Dennis Albrecht KK4RAX
Maxwell Albrecht KK4RAZ
John Hucke KK4RBB
David Cloft KK4RBA
Thomas Cole KC3AOR
Bjorn Jemudd KC3AOO
Congrats on a job well done!
Be sure to welcome them to ham radio when we hear them on the air. All of us are either learning or Elmers.
DAYTON After Action
Our Spring class concluded with 11 new licensees. Congratulations to all of them on a job well done. Be sure to listen for KC3AOQ, KC3AON, KC3AOP, KC3AOO, KK4RAW, KK4RAV, KK4RAX, KK4RAZ, KK4RAZ, KK4RBB and KK4RBA. A few have been heard on the Thursday night nets.
June 9 – Manassas Hamfest, sponsored by the Old Virginia Hams of Manasssas. Located at the Prince William County Fairgrounds on Rte 234, just outside of Manassas. This is a nice hamfest and very close by.
July 21 – Maryland Hamfest and Computerfest, sponsored by Baltimore Radio Television Society. Located at the Howard County Fairgrounds, just off I-70, MD Rte 32 and Rte 144 in West Friendship, MD. Easy drive from our area and always some odds and ends to be found.
August 4 – Berryville Hamfest, sponsored by the Shenandoah Valley Amateur Radio Club. Located at the Clark County Fairgrounds, just off Rte 7 in Berryville, VA. Great hamfest under the trees. Barbeque lunch served by the Ruritans Club.
Public Service events like the American Diabetes Association Tour de Cure, the Marine Corps Marathon, The GW Birthday Parade are major yearly events for our club, but of the 50 members maybe 3 to 10 operators volunteer to support these events.
As Amateur Radio Operators we all buy equipment and we all know that as a minority our hobby is always under attack. Home Owners Associations want to restrict our antennas, Commercial interests are interested in our spectrum and our hobby is no longer seen as leading the way with radio technology.
One way to keep our hobby secure is to create a good image in the public mind. In an age when 7 year olds have cell phones and kids are addicted to text messages and the internet is available anywhere anytime, the utility of ham radio is in question. Our support of public service events not only prepares us for disasters, but it also tells the public that it takes more than an iPhone to provide emergency communications.

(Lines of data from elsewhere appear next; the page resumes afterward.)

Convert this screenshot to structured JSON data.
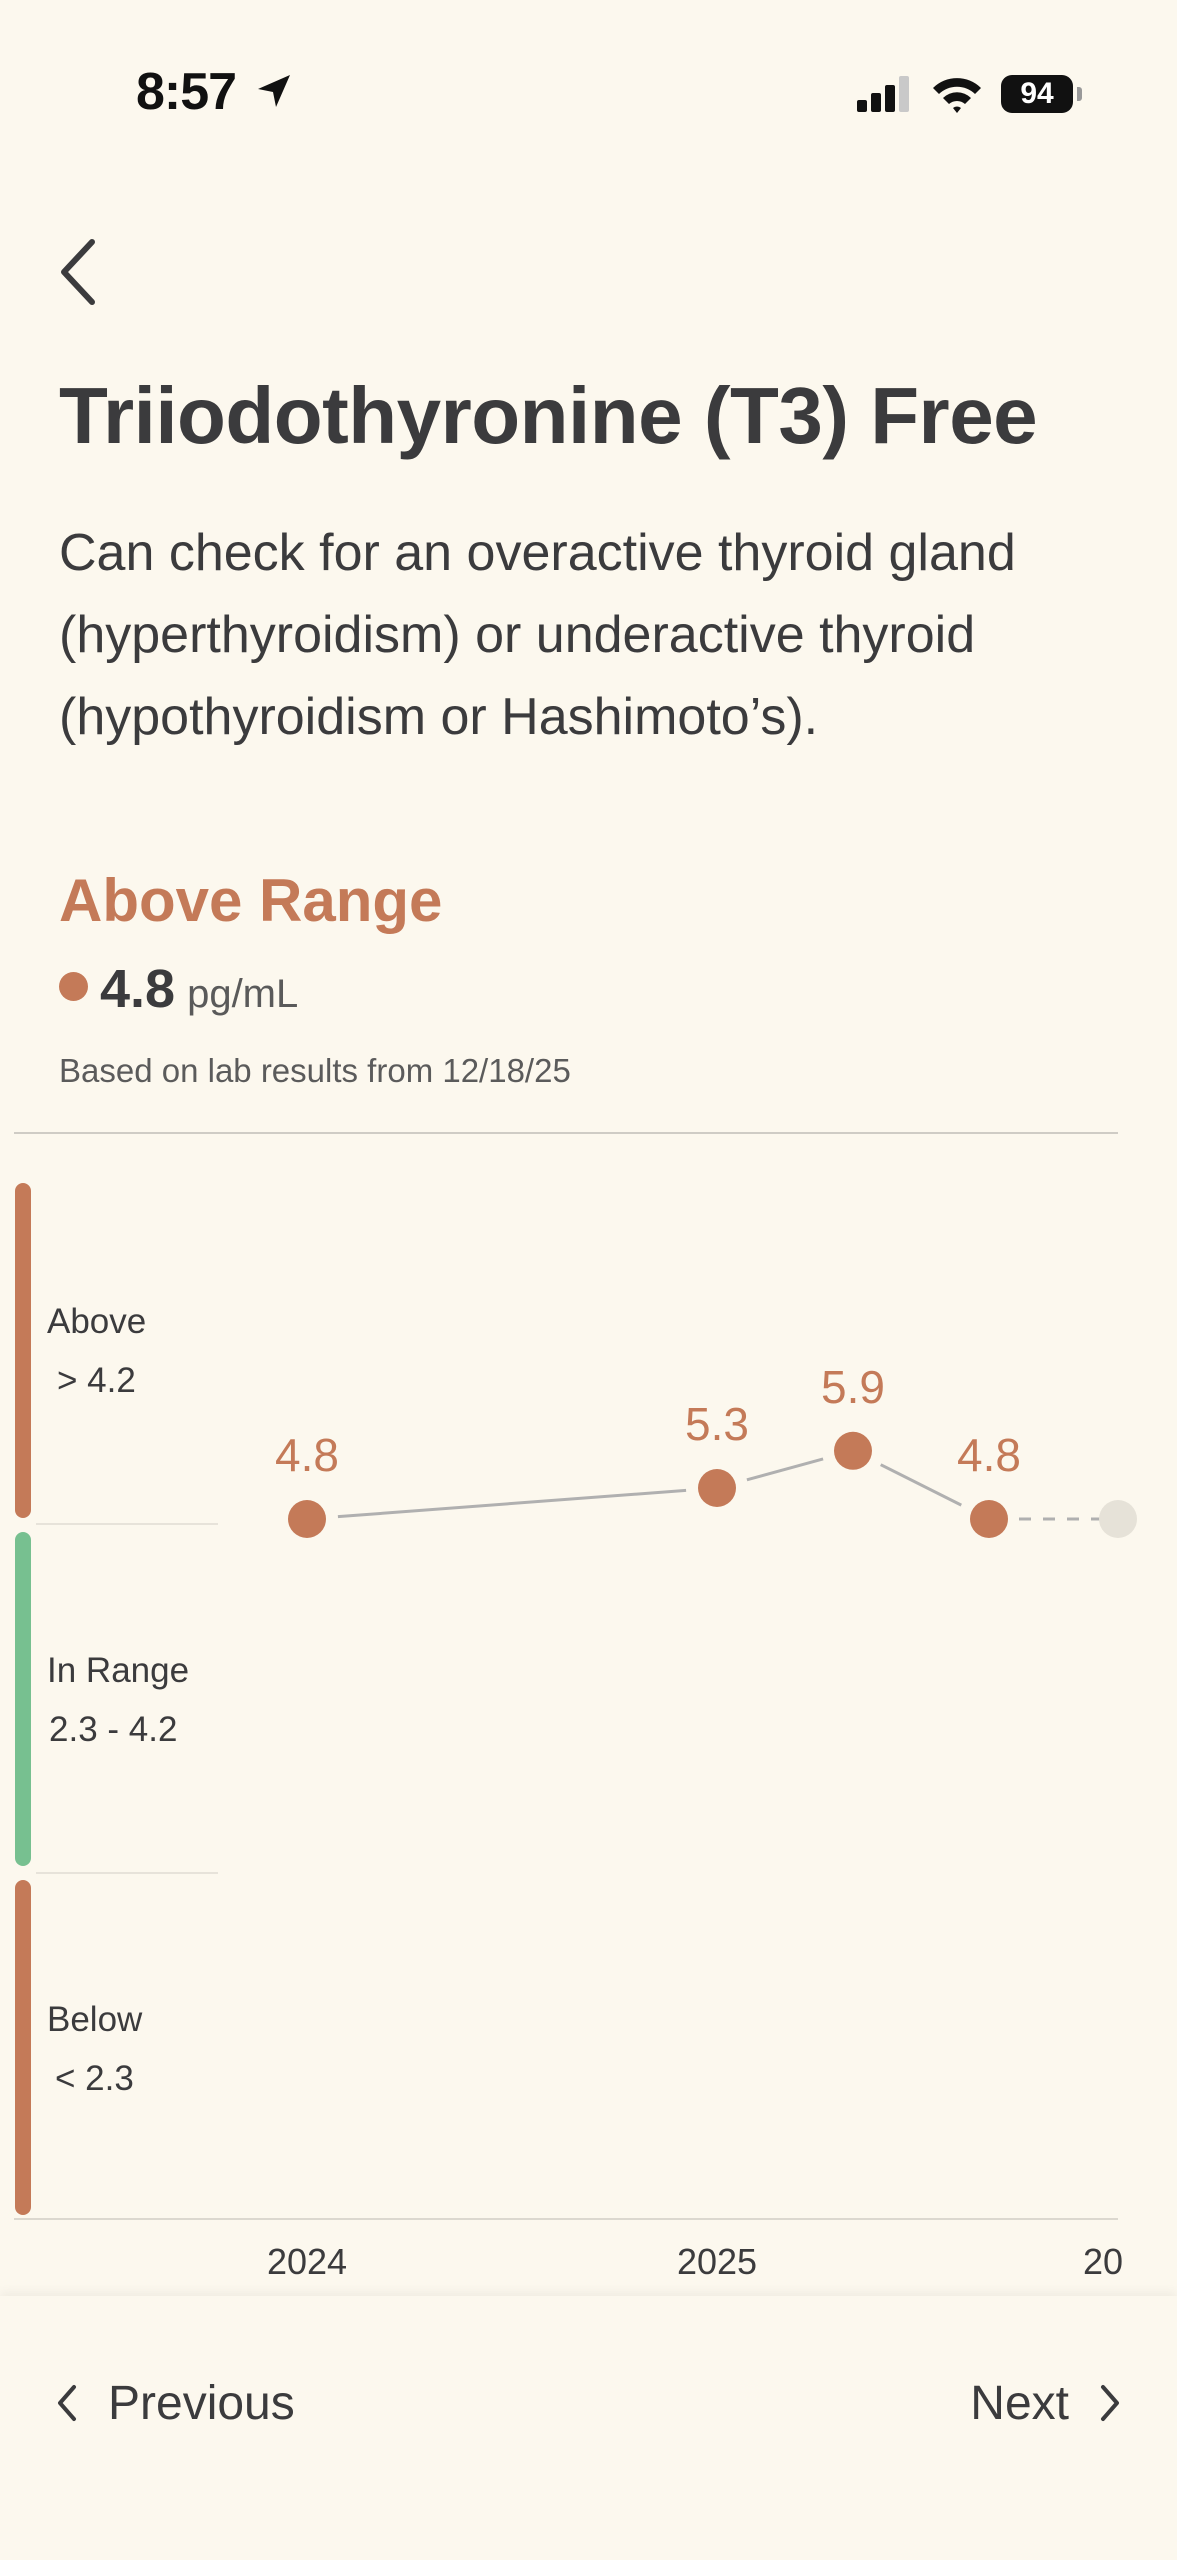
{
  "status_bar": {
    "time": "8:57",
    "battery": "94",
    "icons": [
      "location-arrow-icon",
      "cellular-signal-icon",
      "wifi-icon",
      "battery-icon"
    ]
  },
  "header": {
    "back_icon": "chevron-left-icon",
    "title": "Triiodothyronine (T3) Free",
    "description": "Can check for an overactive thyroid gland (hyperthyroidism) or underactive thyroid (hypothyroidism or Hashimoto’s)."
  },
  "result": {
    "status": "Above Range",
    "value": "4.8",
    "unit": "pg/mL",
    "based_on": "Based on lab results from 12/18/25"
  },
  "colors": {
    "above": "#c47a58",
    "in_range": "#77c090",
    "below": "#c47a58",
    "point": "#c47a58",
    "line": "#b0b0b0",
    "background": "#fcf8ee"
  },
  "chart_data": {
    "type": "line",
    "ranges": [
      {
        "name": "Above",
        "label": "> 4.2",
        "color": "#c47a58"
      },
      {
        "name": "In Range",
        "label": "2.3 - 4.2",
        "color": "#77c090"
      },
      {
        "name": "Below",
        "label": "< 2.3",
        "color": "#c47a58"
      }
    ],
    "x_ticks": [
      "2024",
      "2025",
      "20"
    ],
    "points": [
      {
        "value": 4.8,
        "label": "4.8"
      },
      {
        "value": 5.3,
        "label": "5.3"
      },
      {
        "value": 5.9,
        "label": "5.9"
      },
      {
        "value": 4.8,
        "label": "4.8"
      }
    ],
    "grid": false
  },
  "nav": {
    "previous_label": "Previous",
    "next_label": "Next"
  }
}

When we use to meet at the Red Cross, I use to say that public service events paid the rent.
Monday Night Half Price Burgers – There is a group that gets together at Shooter McGee’s (Duke and Paxton Streets) on Monday evenings at 6:15 PM. A good burger and soft drink runs about $9.00.